▸ RECORDS TO PROCESS:
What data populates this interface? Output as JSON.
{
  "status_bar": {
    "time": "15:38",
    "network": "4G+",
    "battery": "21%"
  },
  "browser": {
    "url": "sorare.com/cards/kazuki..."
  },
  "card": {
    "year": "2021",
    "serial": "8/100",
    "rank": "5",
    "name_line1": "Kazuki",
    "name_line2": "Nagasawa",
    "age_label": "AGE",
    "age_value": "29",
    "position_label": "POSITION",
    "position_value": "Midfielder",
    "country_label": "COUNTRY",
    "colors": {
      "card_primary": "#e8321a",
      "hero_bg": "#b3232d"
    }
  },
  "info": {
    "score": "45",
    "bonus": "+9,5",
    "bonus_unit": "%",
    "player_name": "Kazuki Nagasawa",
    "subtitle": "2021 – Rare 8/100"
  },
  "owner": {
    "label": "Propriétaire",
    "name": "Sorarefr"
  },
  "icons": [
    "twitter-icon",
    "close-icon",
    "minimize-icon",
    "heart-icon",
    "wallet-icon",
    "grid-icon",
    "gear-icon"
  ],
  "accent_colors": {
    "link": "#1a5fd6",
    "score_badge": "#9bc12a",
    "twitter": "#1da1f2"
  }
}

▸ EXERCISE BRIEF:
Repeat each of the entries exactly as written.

▸ REPLY TO THE EXERCISE:
What data populates this interface? Output as JSON.
{
  "status_bar": {
    "time": "15:38",
    "network": "4G+",
    "battery": "21%"
  },
  "browser": {
    "url": "sorare.com/cards/kazuki..."
  },
  "card": {
    "year": "2021",
    "serial": "8/100",
    "rank": "5",
    "name_line1": "Kazuki",
    "name_line2": "Nagasawa",
    "age_label": "AGE",
    "age_value": "29",
    "position_label": "POSITION",
    "position_value": "Midfielder",
    "country_label": "COUNTRY",
    "colors": {
      "card_primary": "#e8321a",
      "hero_bg": "#b3232d"
    }
  },
  "info": {
    "score": "45",
    "bonus": "+9,5",
    "bonus_unit": "%",
    "player_name": "Kazuki Nagasawa",
    "subtitle": "2021 – Rare 8/100"
  },
  "owner": {
    "label": "Propriétaire",
    "name": "Sorarefr"
  },
  "icons": [
    "twitter-icon",
    "close-icon",
    "minimize-icon",
    "heart-icon",
    "wallet-icon",
    "grid-icon",
    "gear-icon"
  ],
  "accent_colors": {
    "link": "#1a5fd6",
    "score_badge": "#9bc12a",
    "twitter": "#1da1f2"
  }
}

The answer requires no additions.